11 Aug 2017
Open Mesh Fabrics from Mainland China: EU Industry Calls for United Front Against Allegedly Illegal Trade Practices
In a press release published on 20 July 2017, GlassFibreEurope, the European Glass Fibre Producers Association, and Tech-Fab Europe collectively called on all actors in the glass fibre value chain to stand united in the fight against mainland China’s alleged illegal trade practices.
Axel Jorns, Secretary General of GlassFibreEurope, stated that the glass fibre industry “must pull the entire value chain together to stop the virulent spread of illegal dumping and circumvention practices by [mainland] China” and “must demand that international trade rules are respected and enforced by the European Commission”. According to Jorns, the predatory dumping by exporting producers in mainland China is a recurrent and critical issue for both the upstream as well as the downstream industries in the European glass fibre sector.
These statements were triggered by the most recent development in the EU’s trade defence case against open mesh fabrics from mainland China. The anti-dumping investigation against open mesh fabrics was initiated on 20 May 2010, and the European Commission has been imposing definitive anti-dumping duties ranging from 48.4% to 62.9% on these products since 10 August 2011. While the duties were initially set to expire five years later, on 10 August 2016, a request for an expiry review was lodged on 4 May 2016 by the Alliance for the Defence of Open Mesh Fabrics, the association of EU producers. The expiry review has been ongoing since 9 August 2016, and the European Commission disclosed its findings to the involved parties on 26 June 2017.
According to the EU glass fibre manufacturing industries, the European Commission proposed the termination of the anti-dumping duties despite clear and irrefutable evidence demonstrating the likelihood of a continuation or recurrence of dumping and injury if the measures were to be removed. They argue that the analysis in the Commission’s disclosure is incomplete and does not consider all relevant evidence, which would support the continuation of the duties. As an example of a relevant factor which was not examined by the Commission when evaluating the likelihood that injury would recur, the EU producers refer to the fact that mainland China’s overcapacity of open mesh fabrics is equal to the EU’s total consumption.
The manufacturing industries emphasise the massive overcapacity which has been built up in mainland China over the past years, and the attractiveness of the EU market to the Chinese producers of open mesh fabrics. In order to substantiate the latter, they refer to the fact that Chinese producers rapidly obtained more than 50% of the EU’s market share before the EU imposed anti-dumping duties on imports of open mesh fabrics in 2011.
EU producers expect a significant increase in dumped imports from mainland China on the EU market if the measures were to be terminated, and argue that such an increase would have a devastating impact on EU producers of open mesh fabrics. Jorns also refers to mainland China’s “13th 5-Year New Materials Plan”, which he describes as a clear state-backed strategy to support Chinese producers by underwriting products being exported, below cost, to third markets (and in particular to the EU market).
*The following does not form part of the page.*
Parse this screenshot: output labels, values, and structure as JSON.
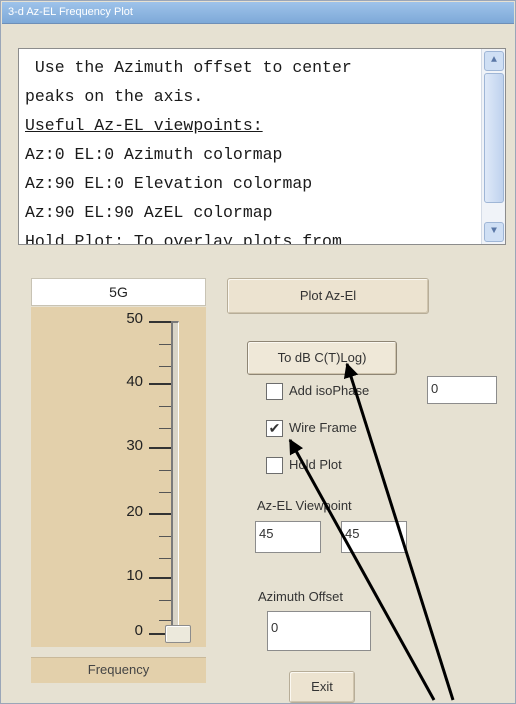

Besides the initial anti-dumping investigation on open mesh fabrics from mainland China, three anti-circumvention investigations were initiated between 10 November 2011 and 10 April 2013. As a result, the anti-dumping duties were extended to imports of certain open mesh fabrics of glass fibres from Malaysia as of 25 July 2012, to such imports from Taiwan and Thailand as of 17 January 2013 and to such imports from India and Indonesia as of 21 December 2013.
In addition to the EU’s trade defence case against open mesh fabrics from mainland China, other trade defence measures are also in place against other types of glass fibre fabrics originating in mainland China. European glass fibre producers have played a major role in the imposition of such trade defence measures.
First, the European Commission imposed definitive anti-dumping duties (ranging from 7.3% to 13.8%) on imports of certain continuous filament glass fibre products originating in mainland China from 16 March 2011. Due to a partial interim review, the level of the duties was altered from 24 December 2014, ranging from 4.9% to 10.3%. While the duties were initially set to expire on 16 March 2016, the measures were re-imposed on 25 April 2017 following an expiry review. The anti-dumping duties, ranging from 0% to 19.9%, are now set to expire on 25 April 2022. The initial anti-dumping proceeding, the partial interim review and the expiry review were all initiated by the European Glass Fibre Producers Association.
Second, the European Commission imposed definitive countervailing duties (ranging from 4.9% to 10.3%) on imports of certain filament glass fibre products originating in mainland China on 24 December 2014. This anti-subsidy proceeding was also triggered by the European Glass Fibre Producers Association. The measures are currently set to expire on 23 December 2019.
Despite its disclosure to interested parties, the European Commission has not yet published its final decision on the expiry review against open mesh fabrics originating in mainland China. While the Commission appears inclined to terminate the anti-dumping duties, it is, theoretically, not excluded that the Commission may decide to impose the definitive anti-dumping duties for an extended period of time.